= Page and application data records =
*** Begin section ***
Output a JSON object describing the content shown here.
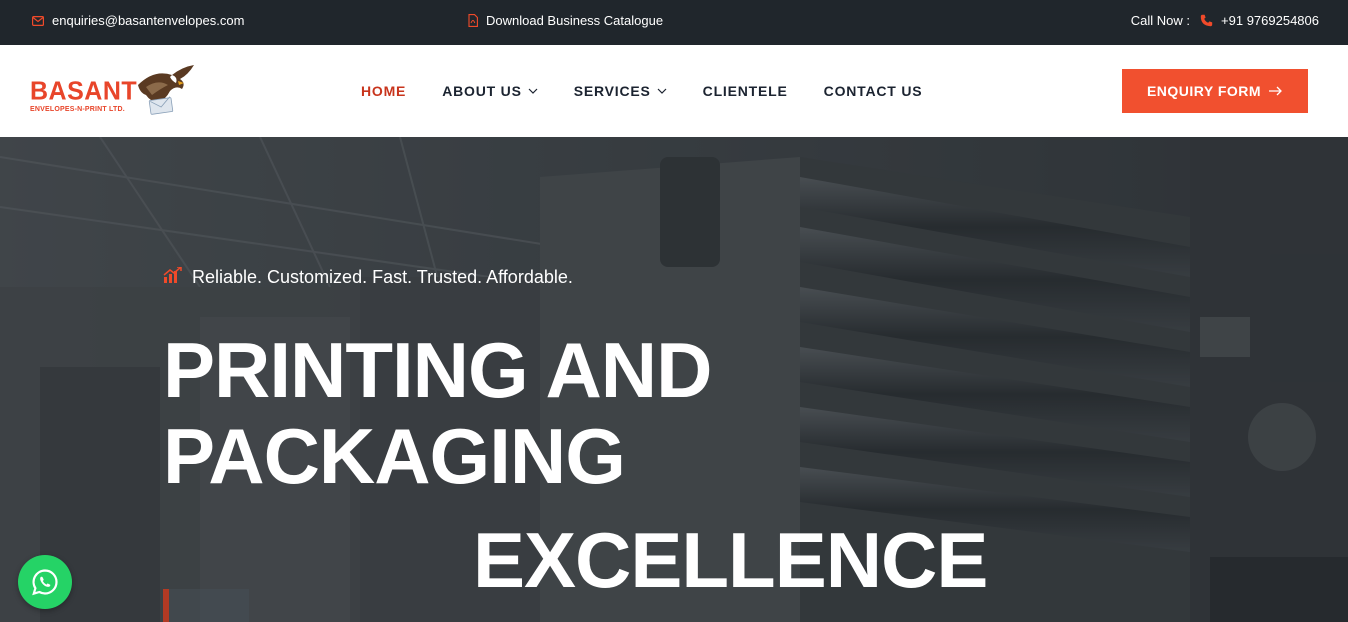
{
  "topbar": {
    "email": "enquiries@basantenvelopes.com",
    "email_icon": "envelope-icon",
    "catalogue": "Download Business Catalogue",
    "catalogue_icon": "pdf-file-icon",
    "call_label": "Call Now :",
    "phone": "+91 9769254806",
    "phone_icon": "phone-icon"
  },
  "logo": {
    "word": "BASANT",
    "sub": "ENVELOPES-N-PRINT LTD."
  },
  "nav": {
    "items": [
      {
        "label": "HOME",
        "active": true
      },
      {
        "label": "ABOUT US",
        "dropdown": true
      },
      {
        "label": "SERVICES",
        "dropdown": true
      },
      {
        "label": "CLIENTELE"
      },
      {
        "label": "CONTACT US"
      }
    ]
  },
  "enquiry": {
    "label": "ENQUIRY FORM",
    "icon": "arrow-right-icon"
  },
  "hero": {
    "tagline": "Reliable. Customized. Fast. Trusted. Affordable.",
    "tagline_icon": "chart-growth-icon",
    "line1": "PRINTING AND",
    "line2": "PACKAGING",
    "line3": "EXCELLENCE"
  },
  "colors": {
    "accent": "#f1502f",
    "topbar_bg": "#20262c",
    "nav_active": "#c8341c",
    "whatsapp": "#25d366"
  },
  "whatsapp": {
    "icon": "whatsapp-icon"
  }
}
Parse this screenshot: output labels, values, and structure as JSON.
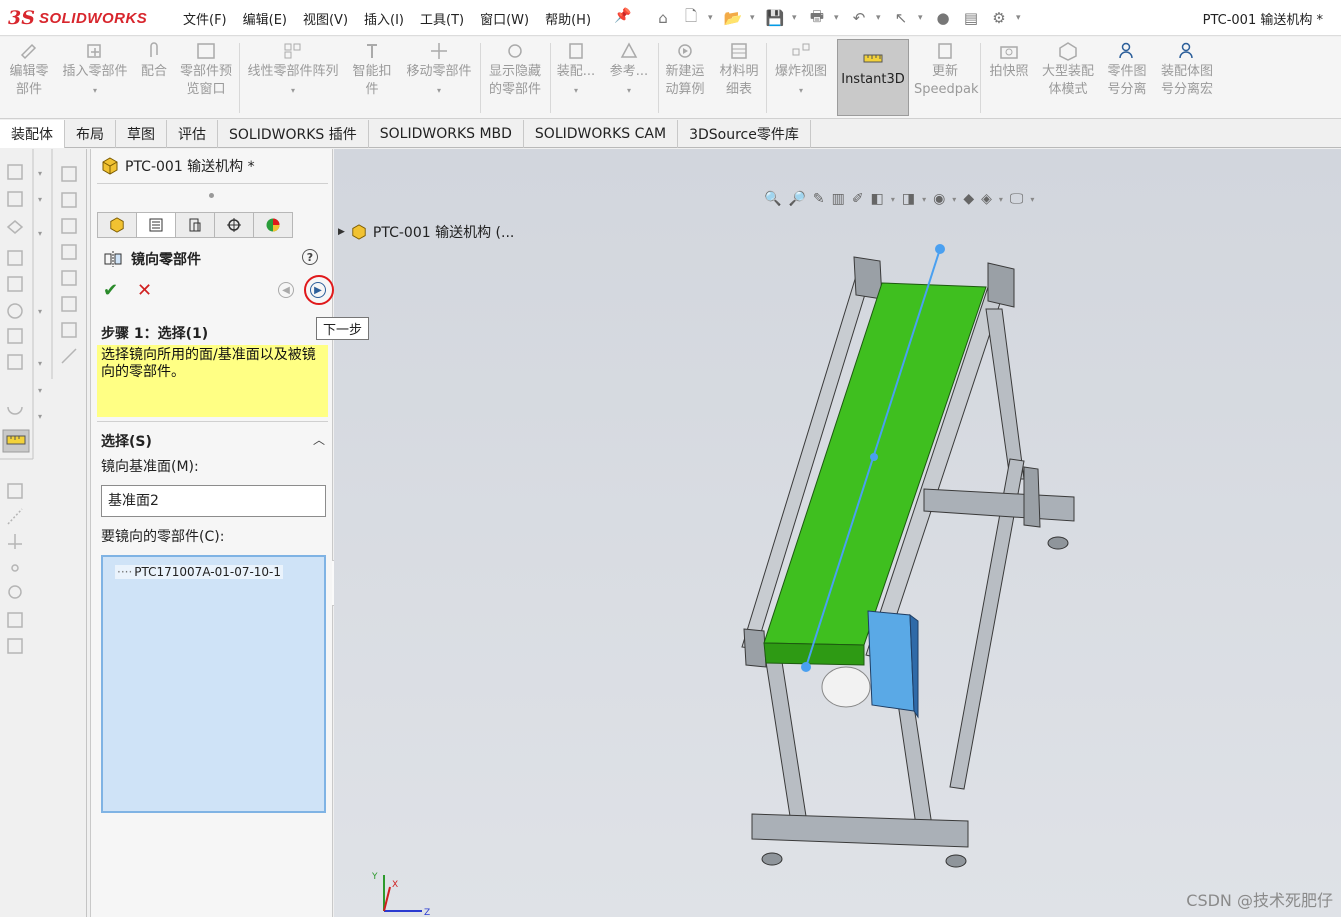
{
  "app": {
    "brand_prefix": "3S",
    "brand_name": "SOLIDWORKS",
    "document_title": "PTC-001 输送机构 *"
  },
  "menu": [
    "文件(F)",
    "编辑(E)",
    "视图(V)",
    "插入(I)",
    "工具(T)",
    "窗口(W)",
    "帮助(H)"
  ],
  "ribbon": {
    "edit_component": [
      "编辑零",
      "部件"
    ],
    "insert_components": "插入零部件",
    "mate": "配合",
    "component_preview": [
      "零部件预",
      "览窗口"
    ],
    "linear_pattern": "线性零部件阵列",
    "smart_fasteners": [
      "智能扣",
      "件"
    ],
    "move_component": "移动零部件",
    "show_hidden": [
      "显示隐藏",
      "的零部件"
    ],
    "assembly_features": "装配...",
    "reference": "参考...",
    "new_motion_study": [
      "新建运",
      "动算例"
    ],
    "bill_of_materials": [
      "材料明",
      "细表"
    ],
    "exploded_view": "爆炸视图",
    "instant3d": "Instant3D",
    "update_speedpak": [
      "更新",
      "Speedpak"
    ],
    "take_snapshot": "拍快照",
    "large_assembly_mode": [
      "大型装配",
      "体模式"
    ],
    "part_drawing_sep": [
      "零件图",
      "号分离"
    ],
    "assembly_drawing_sep": [
      "装配体图",
      "号分离宏"
    ]
  },
  "tabs": [
    "装配体",
    "布局",
    "草图",
    "评估",
    "SOLIDWORKS 插件",
    "SOLIDWORKS MBD",
    "SOLIDWORKS CAM",
    "3DSource零件库"
  ],
  "active_tab": "装配体",
  "pm": {
    "header_title": "PTC-001 输送机构 *",
    "feature_title": "镜向零部件",
    "help": "?",
    "tooltip_next": "下一步",
    "step_heading": "步骤 1：选择(1)",
    "step_message": "选择镜向所用的面/基准面以及被镜向的零部件。",
    "selections_heading": "选择(S)",
    "mirror_plane_label": "镜向基准面(M):",
    "mirror_plane_value": "基准面2",
    "components_label": "要镜向的零部件(C):",
    "components": [
      "PTC171007A-01-07-10-1"
    ]
  },
  "viewport": {
    "tree_root": "PTC-001 输送机构 (...",
    "watermark": "CSDN @技术死肥仔",
    "triad": {
      "x": "X",
      "y": "Y",
      "z": "Z"
    }
  },
  "colors": {
    "belt": "#3fbf1f",
    "frame": "#9aa0a6",
    "motor_box": "#5aa9e6",
    "highlight_circle": "#e0191b",
    "step_box": "#ffff84"
  }
}
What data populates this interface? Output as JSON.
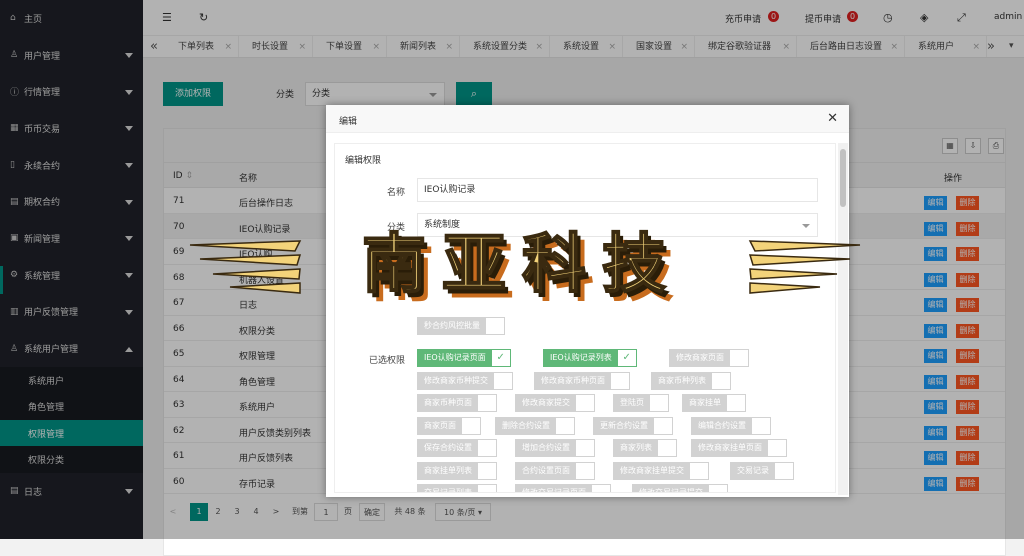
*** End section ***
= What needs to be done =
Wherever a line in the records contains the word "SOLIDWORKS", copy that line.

= Answer section =
    "brand_name": "SOLIDWORKS",
    "SOLIDWORKS 插件",
    "SOLIDWORKS MBD",
    "SOLIDWORKS CAM",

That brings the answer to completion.